You need to watch the full segment to get the effect, but Maloney starts out by saying that the JOBS Act probably won’t create many jobs, but she was nevertheless getting complaints about how costly it was for “small” businesses to hire auditors (earth to base, if they are public, they would not qualify as “small” in most people’s book). Goldsmith devastates Maloney with her command of the bill, pointing out that it covers companies of up to $1 billion in revenues, that the tech companies its backers keep invoking have VC firms ready and willing to invest, and the new format well be used by PE firms flipping companies they had taken private back to public investors. By the end, Maloney is telling Goldsmith to send her suggestions for improved legislation and she’ll put it forward (I’ll believe her sincerity when I see action).
As an aside, Goldstein’s schoolgirl look is fantastic protective coloring. I’m sure the people who are up against her have no idea about what is going to hit them until it it too late.
I want to focus on another issue, though, the way Maloney gives a completely misleading stump speech on how gung ho she is on derivatives reform. This is an overview of the issue, from the New York Times late last year (emphasis mine):
Dodd-Frank requires it to oversee so-called swap execution facilities that will trade or process derivatives transactions. Late last year, in the interest of price transparency, the commission proposed that entities applying to be S.E.F.’s must agree to provide market participants with the ability to post prices on “a centralized electronic screen” that is widely accessible. One-to-one dealings by phone would no longer be allowed.
Those on Wall Street who favor the status quo are upset, and have found some sympathy in Washington.
Representative Scott Garrett , a New Jersey Republican, has teamed up with Representative Carolyn B. Maloney, a New York Democrat, to introduce the Swap Execution Facility Clarification Act. It would bar the Securities and Exchange Commission and the C.F.T.C. from requiring swap execution facilities to have a minimum number of participants or mandating displays of prices. Both mechanisms promote transparency…
Because Mr. Garrett opposed Dodd-Frank, his efforts to stop the proposed rule are not surprising. But Ms. Maloney supported Dodd-Frank, so I wondered why she had lent her name to the bill.

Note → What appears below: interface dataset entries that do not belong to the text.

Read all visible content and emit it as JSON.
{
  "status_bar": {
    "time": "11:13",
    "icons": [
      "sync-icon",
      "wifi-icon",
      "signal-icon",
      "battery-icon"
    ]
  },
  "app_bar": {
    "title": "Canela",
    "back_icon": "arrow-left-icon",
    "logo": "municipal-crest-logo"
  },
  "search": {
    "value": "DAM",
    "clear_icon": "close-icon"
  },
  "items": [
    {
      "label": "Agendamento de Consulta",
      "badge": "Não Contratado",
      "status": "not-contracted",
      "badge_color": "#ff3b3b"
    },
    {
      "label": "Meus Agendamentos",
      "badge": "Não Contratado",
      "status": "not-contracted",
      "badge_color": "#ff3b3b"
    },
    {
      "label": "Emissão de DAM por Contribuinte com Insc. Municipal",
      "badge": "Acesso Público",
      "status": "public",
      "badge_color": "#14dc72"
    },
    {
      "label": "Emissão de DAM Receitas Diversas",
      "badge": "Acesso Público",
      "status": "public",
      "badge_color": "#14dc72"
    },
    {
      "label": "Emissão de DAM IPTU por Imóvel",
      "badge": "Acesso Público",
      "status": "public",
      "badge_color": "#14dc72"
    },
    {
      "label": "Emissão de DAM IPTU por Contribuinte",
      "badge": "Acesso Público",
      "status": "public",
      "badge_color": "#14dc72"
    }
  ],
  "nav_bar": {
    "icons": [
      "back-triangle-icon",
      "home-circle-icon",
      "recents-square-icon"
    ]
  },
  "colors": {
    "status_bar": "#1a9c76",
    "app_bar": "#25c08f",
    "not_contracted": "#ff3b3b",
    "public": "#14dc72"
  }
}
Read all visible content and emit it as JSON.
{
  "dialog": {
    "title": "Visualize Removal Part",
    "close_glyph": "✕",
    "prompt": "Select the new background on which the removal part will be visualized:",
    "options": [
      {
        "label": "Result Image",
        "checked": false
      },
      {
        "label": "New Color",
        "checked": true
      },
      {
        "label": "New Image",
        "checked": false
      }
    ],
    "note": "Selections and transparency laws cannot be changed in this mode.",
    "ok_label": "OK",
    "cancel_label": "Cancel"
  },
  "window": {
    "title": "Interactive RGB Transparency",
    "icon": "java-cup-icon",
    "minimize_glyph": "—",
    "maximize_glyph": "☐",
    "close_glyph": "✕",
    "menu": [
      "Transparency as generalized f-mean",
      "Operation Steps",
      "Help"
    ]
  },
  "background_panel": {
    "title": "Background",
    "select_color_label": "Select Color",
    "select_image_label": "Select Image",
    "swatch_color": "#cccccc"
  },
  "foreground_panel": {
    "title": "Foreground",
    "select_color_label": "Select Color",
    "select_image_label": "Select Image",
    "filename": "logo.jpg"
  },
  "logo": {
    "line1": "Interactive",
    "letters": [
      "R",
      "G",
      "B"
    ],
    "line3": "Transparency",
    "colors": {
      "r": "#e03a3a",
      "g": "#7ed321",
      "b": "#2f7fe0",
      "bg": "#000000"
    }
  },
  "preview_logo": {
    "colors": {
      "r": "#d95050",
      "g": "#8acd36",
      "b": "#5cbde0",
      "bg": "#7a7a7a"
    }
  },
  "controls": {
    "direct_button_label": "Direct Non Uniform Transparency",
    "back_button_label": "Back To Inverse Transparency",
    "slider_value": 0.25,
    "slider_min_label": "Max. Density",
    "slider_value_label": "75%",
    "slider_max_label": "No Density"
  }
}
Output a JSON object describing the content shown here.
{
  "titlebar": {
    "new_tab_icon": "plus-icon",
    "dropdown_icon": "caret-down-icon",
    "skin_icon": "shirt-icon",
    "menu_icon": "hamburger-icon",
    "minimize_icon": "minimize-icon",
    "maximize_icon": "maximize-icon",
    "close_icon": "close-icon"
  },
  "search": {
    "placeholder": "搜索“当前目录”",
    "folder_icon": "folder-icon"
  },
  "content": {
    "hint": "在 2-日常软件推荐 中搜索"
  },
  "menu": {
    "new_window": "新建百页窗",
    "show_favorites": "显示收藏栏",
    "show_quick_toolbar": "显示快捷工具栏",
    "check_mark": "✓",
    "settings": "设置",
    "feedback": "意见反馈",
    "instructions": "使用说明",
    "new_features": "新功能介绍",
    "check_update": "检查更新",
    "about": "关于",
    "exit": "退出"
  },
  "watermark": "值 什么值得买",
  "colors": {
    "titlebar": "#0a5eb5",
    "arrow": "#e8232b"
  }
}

In an interview last Wednesday, Ms. Maloney said she had heard concerns about the C.F.T.C. rule from financial firms in her district. “I just felt like that Congress intended multiple competing trade execution platforms and that included voice,” she said. “If you say you can’t have any voice, aren’t you limiting the modes of trade execution?” She also said she was concerned about job losses on Wall Street.
At the end of the segment above, Maloney says she was for regulation and tried supporting Brooksley Born on trading commodities on exchanges. Goldstein pounces on her and asks why she is sponsoring a bill that would water down Dodd Frank on precisely that issue. Contrast this speechifying with her co-sponsorship of the bill. See this extract:
For more of the pros and cons of pre trade price transparency, see this post. What I find most interesting is the closing comment is that the debate is serving to drive more OTC dealers out of the business and to regulated futures exchanges. That’s a terrific outcome if you are in favor of more transparency and less systemic risk.
Matthews tried revisting the topic after the break, but he spent over 2 minutes explaining the issue and Maloney then ran the clock out.
The bottom line here is that anyone who supported the heinous JOBS Act and fronts for bank efforts to water down an already not-strong-enough Dodd Frank is clearly balancing her constituents’ interests to favor those with the biggest checkbooks. And it isn’t hard to guess who they are.